The Old Testament prophet Elijah was a man who felt deeply. Despite his tremendous victory with God on Mount Carmel, he later allowed himself to be influenced by those who were attacking him. It was at Carmel that the prophet used the power of God to help put down the gods of Baal. He had taken a stand against 450 prophets of Baal and King Ahab, but he stood his ground and relied on the power of God Almighty—and God responded. God sent fire from heaven that consumed Elijah’s slain bull on an altar that had been soaked with buckets of water. A definite miracle had occurred before thousands of onlookers.
Elijah’s faith and actions on Mount Carmel outraged Queen Jezebel. She ordered her army to hunt down Elijah and kill him, so Elijah, “went a day’s journey into the wilderness, and came and sat down under a broom tree. And he prayed that he might die, and said, ‘It is enough! Now, LORD, take my life, for I am no better than my fathers!”‘ (1 Kings 19:4).
Elijah became more despondent and disheartened. Then God spoke to him, “What are you doing here, Elijah?” (v. 13). Elijah poured out his grief to the Lord, and God told him to go back the way he had come; God had already prepared seven thousand people who had not bowed down to Baal and would join Elijah, following the call of God upon their lives.
God knew that His prophet was feeling alone and over whelmed, but He wanted Elijah to persevere. There was work for Elijah yet to do! When we’re feeling alone and without direction, we need to answer God’s question to Elijah: “What are you doing here?” God has you right where you are for a reason. He has a job yet for you to do—a job you’re missing because you’re too worried about “what’s next” instead of “what’s now.” Sometimes the job God has for us to do right now is simply to wait. That is often the toughest assignment of all.
Those of us mentoring other men need to remind them that God needs and wants them involved in the battle. Satan attacks and distracts, which can render the most productive ambassador useless if we allow our hurts and pains to preoccupy our emotions, thus creating both emotional and physical handicaps that get in the way of being a conquering warrior for Jesus.

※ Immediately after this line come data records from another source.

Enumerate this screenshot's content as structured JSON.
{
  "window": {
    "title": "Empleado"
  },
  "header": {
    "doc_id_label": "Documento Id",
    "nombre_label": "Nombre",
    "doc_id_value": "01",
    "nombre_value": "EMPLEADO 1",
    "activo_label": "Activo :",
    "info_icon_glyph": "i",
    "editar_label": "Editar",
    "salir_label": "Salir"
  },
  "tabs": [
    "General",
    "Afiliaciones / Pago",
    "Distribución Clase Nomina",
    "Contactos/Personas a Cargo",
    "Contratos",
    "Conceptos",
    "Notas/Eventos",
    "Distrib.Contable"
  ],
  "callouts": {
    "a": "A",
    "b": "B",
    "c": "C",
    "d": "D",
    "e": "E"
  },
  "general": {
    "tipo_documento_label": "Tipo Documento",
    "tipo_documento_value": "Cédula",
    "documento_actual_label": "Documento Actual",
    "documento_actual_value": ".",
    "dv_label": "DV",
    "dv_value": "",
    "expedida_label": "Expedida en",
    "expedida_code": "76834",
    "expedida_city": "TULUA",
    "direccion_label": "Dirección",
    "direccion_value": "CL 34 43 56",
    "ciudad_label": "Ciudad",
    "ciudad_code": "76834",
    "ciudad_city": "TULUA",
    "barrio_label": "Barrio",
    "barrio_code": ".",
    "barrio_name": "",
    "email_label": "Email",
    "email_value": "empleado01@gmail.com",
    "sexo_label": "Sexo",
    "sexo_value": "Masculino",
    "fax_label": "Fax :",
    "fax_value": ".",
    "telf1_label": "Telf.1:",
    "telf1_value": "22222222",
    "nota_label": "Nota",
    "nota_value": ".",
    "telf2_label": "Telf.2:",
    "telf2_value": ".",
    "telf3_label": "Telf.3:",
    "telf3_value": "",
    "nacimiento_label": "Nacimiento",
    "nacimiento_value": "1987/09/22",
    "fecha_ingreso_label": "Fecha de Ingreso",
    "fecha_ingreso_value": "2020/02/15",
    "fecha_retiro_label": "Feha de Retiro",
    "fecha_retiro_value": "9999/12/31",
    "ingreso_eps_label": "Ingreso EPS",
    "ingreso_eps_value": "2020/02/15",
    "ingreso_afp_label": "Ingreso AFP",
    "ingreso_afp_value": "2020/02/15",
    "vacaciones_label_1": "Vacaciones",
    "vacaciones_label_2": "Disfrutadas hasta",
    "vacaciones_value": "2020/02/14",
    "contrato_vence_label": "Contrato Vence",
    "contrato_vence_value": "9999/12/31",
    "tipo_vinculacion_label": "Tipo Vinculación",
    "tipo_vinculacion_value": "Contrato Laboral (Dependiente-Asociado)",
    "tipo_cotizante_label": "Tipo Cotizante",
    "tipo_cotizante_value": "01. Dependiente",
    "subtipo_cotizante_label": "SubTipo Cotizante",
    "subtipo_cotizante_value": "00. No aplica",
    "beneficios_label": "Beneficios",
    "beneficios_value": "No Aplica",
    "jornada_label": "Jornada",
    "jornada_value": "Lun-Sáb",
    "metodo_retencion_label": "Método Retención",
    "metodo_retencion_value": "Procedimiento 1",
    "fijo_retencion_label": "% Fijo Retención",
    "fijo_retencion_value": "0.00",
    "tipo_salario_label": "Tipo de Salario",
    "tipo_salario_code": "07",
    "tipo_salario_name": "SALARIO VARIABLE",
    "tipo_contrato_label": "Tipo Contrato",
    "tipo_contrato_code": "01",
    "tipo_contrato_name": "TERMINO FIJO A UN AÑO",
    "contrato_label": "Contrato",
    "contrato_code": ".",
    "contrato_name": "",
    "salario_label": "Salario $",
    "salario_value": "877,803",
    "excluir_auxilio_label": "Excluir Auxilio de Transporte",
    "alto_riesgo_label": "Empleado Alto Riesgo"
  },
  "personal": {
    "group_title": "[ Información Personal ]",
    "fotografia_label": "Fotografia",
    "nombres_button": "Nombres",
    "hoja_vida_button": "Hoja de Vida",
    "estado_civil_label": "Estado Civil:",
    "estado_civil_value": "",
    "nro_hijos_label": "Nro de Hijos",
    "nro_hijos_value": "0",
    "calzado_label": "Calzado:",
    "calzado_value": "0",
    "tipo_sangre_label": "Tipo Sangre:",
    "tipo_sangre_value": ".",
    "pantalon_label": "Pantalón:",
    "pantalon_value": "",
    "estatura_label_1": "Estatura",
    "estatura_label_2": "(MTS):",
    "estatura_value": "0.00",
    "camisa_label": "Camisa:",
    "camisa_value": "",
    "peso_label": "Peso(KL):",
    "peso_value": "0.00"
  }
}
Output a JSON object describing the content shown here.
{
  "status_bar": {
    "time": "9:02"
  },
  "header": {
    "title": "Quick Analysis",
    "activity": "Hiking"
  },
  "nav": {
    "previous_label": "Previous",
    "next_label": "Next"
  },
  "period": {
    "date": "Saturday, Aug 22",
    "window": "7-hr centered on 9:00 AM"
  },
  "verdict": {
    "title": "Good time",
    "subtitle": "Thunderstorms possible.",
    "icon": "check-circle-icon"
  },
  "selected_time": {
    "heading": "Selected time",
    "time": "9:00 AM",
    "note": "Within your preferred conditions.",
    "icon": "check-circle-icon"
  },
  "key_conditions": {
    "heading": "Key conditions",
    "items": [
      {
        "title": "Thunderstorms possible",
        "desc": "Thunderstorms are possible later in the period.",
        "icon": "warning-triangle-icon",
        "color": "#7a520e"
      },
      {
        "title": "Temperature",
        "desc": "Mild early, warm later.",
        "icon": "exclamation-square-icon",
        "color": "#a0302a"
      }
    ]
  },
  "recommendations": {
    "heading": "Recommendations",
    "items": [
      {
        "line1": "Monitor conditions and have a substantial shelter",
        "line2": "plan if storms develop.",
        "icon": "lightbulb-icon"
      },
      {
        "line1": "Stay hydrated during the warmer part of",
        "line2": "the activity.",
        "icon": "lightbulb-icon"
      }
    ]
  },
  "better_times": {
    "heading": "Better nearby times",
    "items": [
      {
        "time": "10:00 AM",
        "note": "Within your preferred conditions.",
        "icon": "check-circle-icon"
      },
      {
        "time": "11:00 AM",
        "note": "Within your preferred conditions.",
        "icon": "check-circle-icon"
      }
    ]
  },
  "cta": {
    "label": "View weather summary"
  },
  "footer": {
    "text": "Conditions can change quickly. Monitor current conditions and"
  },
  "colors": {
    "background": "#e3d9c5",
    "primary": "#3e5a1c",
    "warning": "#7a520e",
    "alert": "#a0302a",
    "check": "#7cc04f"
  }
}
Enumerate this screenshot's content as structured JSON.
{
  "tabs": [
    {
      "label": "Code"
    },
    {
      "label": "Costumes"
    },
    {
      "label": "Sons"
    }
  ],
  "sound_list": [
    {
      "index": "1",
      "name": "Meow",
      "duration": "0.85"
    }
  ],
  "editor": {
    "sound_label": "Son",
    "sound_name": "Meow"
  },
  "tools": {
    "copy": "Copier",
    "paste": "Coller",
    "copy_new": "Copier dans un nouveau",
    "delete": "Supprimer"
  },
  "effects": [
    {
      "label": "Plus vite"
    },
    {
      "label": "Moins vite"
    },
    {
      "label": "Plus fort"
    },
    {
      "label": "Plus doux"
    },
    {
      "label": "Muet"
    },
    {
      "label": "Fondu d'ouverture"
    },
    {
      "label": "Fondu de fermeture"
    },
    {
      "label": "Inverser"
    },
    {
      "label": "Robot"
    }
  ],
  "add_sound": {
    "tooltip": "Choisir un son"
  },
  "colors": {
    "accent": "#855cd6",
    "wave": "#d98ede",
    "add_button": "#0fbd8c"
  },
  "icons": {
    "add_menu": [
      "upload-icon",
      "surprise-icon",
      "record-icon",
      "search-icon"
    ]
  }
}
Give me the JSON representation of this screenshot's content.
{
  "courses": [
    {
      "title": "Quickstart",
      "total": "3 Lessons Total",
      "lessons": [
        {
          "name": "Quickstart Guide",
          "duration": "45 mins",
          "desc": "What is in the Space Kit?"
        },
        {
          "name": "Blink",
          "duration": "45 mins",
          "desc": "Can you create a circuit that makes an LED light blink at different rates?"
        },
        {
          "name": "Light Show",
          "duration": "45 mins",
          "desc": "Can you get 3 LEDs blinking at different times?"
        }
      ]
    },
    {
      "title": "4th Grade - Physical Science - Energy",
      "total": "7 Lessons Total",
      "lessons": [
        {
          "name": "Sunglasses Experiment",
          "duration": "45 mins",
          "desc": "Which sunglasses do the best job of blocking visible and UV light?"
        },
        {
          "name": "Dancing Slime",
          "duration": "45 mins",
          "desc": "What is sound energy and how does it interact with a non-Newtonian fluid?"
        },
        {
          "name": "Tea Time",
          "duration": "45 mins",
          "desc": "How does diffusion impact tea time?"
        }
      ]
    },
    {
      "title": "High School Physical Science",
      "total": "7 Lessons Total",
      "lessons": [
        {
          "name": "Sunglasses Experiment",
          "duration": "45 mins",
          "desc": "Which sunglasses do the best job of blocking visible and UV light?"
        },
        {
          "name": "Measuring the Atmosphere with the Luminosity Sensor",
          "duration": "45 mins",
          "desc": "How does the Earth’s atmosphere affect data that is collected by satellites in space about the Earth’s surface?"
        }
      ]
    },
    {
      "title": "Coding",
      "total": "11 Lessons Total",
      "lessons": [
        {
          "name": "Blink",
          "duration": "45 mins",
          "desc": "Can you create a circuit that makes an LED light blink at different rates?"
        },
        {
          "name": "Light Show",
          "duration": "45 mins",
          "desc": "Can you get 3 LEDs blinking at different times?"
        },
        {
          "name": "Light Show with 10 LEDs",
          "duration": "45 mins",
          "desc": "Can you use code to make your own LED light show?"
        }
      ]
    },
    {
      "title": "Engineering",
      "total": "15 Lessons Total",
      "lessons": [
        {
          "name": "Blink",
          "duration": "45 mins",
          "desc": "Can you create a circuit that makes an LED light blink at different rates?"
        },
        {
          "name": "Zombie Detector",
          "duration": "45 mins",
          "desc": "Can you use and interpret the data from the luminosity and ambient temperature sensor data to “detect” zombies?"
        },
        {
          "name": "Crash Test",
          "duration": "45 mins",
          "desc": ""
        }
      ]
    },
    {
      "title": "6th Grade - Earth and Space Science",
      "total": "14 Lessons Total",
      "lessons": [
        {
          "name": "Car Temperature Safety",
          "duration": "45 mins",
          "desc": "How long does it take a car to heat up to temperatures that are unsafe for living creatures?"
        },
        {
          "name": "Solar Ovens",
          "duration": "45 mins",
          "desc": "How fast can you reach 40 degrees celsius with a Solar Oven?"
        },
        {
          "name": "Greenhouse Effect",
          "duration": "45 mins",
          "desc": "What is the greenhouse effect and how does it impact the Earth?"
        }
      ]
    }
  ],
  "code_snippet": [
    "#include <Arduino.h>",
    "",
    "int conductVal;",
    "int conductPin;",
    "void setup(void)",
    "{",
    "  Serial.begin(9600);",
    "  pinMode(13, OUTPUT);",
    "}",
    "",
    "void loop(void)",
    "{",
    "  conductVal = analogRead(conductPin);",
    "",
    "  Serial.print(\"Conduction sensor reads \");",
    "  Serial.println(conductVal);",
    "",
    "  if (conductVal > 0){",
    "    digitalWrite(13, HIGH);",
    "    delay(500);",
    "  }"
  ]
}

Despondent guys need to realize that giving up isn’t an option. Like Elijah, we need to physically rest, pray, listen to our encouragers, and, with the power of the Holy Spirit, move forward. As we pray for God’s direction, let’s remember to listen to His promises and review the past miracles and blessings in our lives. We never stand alone with God. He is our rock, our fortress, our redeemer, and our strength.
Taken from Building a Ministry of Spiritual Mentors, by Jim Grassi